• Page and application data records:
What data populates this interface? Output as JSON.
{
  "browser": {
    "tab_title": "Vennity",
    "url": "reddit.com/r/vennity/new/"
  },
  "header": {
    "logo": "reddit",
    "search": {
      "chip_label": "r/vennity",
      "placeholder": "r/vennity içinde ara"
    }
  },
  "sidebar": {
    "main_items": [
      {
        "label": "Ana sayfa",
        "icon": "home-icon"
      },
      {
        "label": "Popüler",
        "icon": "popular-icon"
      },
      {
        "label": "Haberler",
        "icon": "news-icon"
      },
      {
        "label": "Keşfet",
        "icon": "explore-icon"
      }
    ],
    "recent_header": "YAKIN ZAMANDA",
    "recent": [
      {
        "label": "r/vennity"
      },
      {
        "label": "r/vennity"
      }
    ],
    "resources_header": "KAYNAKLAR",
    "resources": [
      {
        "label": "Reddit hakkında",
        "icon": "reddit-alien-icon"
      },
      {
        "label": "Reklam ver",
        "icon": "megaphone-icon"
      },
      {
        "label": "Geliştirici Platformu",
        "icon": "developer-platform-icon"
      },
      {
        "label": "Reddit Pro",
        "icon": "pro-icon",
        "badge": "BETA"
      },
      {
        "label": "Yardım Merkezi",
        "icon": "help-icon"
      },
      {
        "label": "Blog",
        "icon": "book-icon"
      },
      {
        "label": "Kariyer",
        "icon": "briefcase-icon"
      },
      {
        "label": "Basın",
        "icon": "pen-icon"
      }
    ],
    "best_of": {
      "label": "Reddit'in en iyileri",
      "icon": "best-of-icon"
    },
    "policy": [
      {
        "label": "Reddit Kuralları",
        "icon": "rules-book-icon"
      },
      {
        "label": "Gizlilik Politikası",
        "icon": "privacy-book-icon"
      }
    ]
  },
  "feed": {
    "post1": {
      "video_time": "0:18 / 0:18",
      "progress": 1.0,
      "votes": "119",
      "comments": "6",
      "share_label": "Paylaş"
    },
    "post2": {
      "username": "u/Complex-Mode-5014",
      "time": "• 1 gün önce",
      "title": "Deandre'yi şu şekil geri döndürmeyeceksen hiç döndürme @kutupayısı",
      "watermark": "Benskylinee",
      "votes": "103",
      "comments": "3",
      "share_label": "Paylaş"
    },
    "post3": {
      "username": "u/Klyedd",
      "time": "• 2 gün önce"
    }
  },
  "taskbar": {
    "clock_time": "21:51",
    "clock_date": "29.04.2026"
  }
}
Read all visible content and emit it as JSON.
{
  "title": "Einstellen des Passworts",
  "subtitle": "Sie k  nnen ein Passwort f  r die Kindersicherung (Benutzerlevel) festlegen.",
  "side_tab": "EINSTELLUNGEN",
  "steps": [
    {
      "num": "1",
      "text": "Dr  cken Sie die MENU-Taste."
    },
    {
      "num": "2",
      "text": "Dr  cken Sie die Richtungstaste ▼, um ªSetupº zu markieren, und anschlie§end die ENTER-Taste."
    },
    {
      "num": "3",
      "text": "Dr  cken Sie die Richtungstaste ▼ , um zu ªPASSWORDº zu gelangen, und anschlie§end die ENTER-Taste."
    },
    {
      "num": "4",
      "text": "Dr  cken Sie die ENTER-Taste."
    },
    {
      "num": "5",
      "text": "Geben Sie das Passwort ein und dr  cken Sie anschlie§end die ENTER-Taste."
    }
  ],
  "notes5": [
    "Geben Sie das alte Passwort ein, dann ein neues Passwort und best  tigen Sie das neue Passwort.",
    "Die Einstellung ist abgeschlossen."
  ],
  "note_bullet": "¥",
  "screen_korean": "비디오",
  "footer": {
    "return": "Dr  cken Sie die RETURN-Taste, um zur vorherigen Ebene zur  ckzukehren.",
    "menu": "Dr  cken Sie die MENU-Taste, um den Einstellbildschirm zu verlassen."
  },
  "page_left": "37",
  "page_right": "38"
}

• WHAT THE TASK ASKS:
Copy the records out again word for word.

• TASK RESULT:
What data populates this interface? Output as JSON.
{
  "browser": {
    "tab_title": "Vennity",
    "url": "reddit.com/r/vennity/new/"
  },
  "header": {
    "logo": "reddit",
    "search": {
      "chip_label": "r/vennity",
      "placeholder": "r/vennity içinde ara"
    }
  },
  "sidebar": {
    "main_items": [
      {
        "label": "Ana sayfa",
        "icon": "home-icon"
      },
      {
        "label": "Popüler",
        "icon": "popular-icon"
      },
      {
        "label": "Haberler",
        "icon": "news-icon"
      },
      {
        "label": "Keşfet",
        "icon": "explore-icon"
      }
    ],
    "recent_header": "YAKIN ZAMANDA",
    "recent": [
      {
        "label": "r/vennity"
      },
      {
        "label": "r/vennity"
      }
    ],
    "resources_header": "KAYNAKLAR",
    "resources": [
      {
        "label": "Reddit hakkında",
        "icon": "reddit-alien-icon"
      },
      {
        "label": "Reklam ver",
        "icon": "megaphone-icon"
      },
      {
        "label": "Geliştirici Platformu",
        "icon": "developer-platform-icon"
      },
      {
        "label": "Reddit Pro",
        "icon": "pro-icon",
        "badge": "BETA"
      },
      {
        "label": "Yardım Merkezi",
        "icon": "help-icon"
      },
      {
        "label": "Blog",
        "icon": "book-icon"
      },
      {
        "label": "Kariyer",
        "icon": "briefcase-icon"
      },
      {
        "label": "Basın",
        "icon": "pen-icon"
      }
    ],
    "best_of": {
      "label": "Reddit'in en iyileri",
      "icon": "best-of-icon"
    },
    "policy": [
      {
        "label": "Reddit Kuralları",
        "icon": "rules-book-icon"
      },
      {
        "label": "Gizlilik Politikası",
        "icon": "privacy-book-icon"
      }
    ]
  },
  "feed": {
    "post1": {
      "video_time": "0:18 / 0:18",
      "progress": 1.0,
      "votes": "119",
      "comments": "6",
      "share_label": "Paylaş"
    },
    "post2": {
      "username": "u/Complex-Mode-5014",
      "time": "• 1 gün önce",
      "title": "Deandre'yi şu şekil geri döndürmeyeceksen hiç döndürme @kutupayısı",
      "watermark": "Benskylinee",
      "votes": "103",
      "comments": "3",
      "share_label": "Paylaş"
    },
    "post3": {
      "username": "u/Klyedd",
      "time": "• 2 gün önce"
    }
  },
  "taskbar": {
    "clock_time": "21:51",
    "clock_date": "29.04.2026"
  }
}
Read all visible content and emit it as JSON.
{
  "title": "Einstellen des Passworts",
  "subtitle": "Sie k  nnen ein Passwort f  r die Kindersicherung (Benutzerlevel) festlegen.",
  "side_tab": "EINSTELLUNGEN",
  "steps": [
    {
      "num": "1",
      "text": "Dr  cken Sie die MENU-Taste."
    },
    {
      "num": "2",
      "text": "Dr  cken Sie die Richtungstaste ▼, um ªSetupº zu markieren, und anschlie§end die ENTER-Taste."
    },
    {
      "num": "3",
      "text": "Dr  cken Sie die Richtungstaste ▼ , um zu ªPASSWORDº zu gelangen, und anschlie§end die ENTER-Taste."
    },
    {
      "num": "4",
      "text": "Dr  cken Sie die ENTER-Taste."
    },
    {
      "num": "5",
      "text": "Geben Sie das Passwort ein und dr  cken Sie anschlie§end die ENTER-Taste."
    }
  ],
  "notes5": [
    "Geben Sie das alte Passwort ein, dann ein neues Passwort und best  tigen Sie das neue Passwort.",
    "Die Einstellung ist abgeschlossen."
  ],
  "note_bullet": "¥",
  "screen_korean": "비디오",
  "footer": {
    "return": "Dr  cken Sie die RETURN-Taste, um zur vorherigen Ebene zur  ckzukehren.",
    "menu": "Dr  cken Sie die MENU-Taste, um den Einstellbildschirm zu verlassen."
  },
  "page_left": "37",
  "page_right": "38"
}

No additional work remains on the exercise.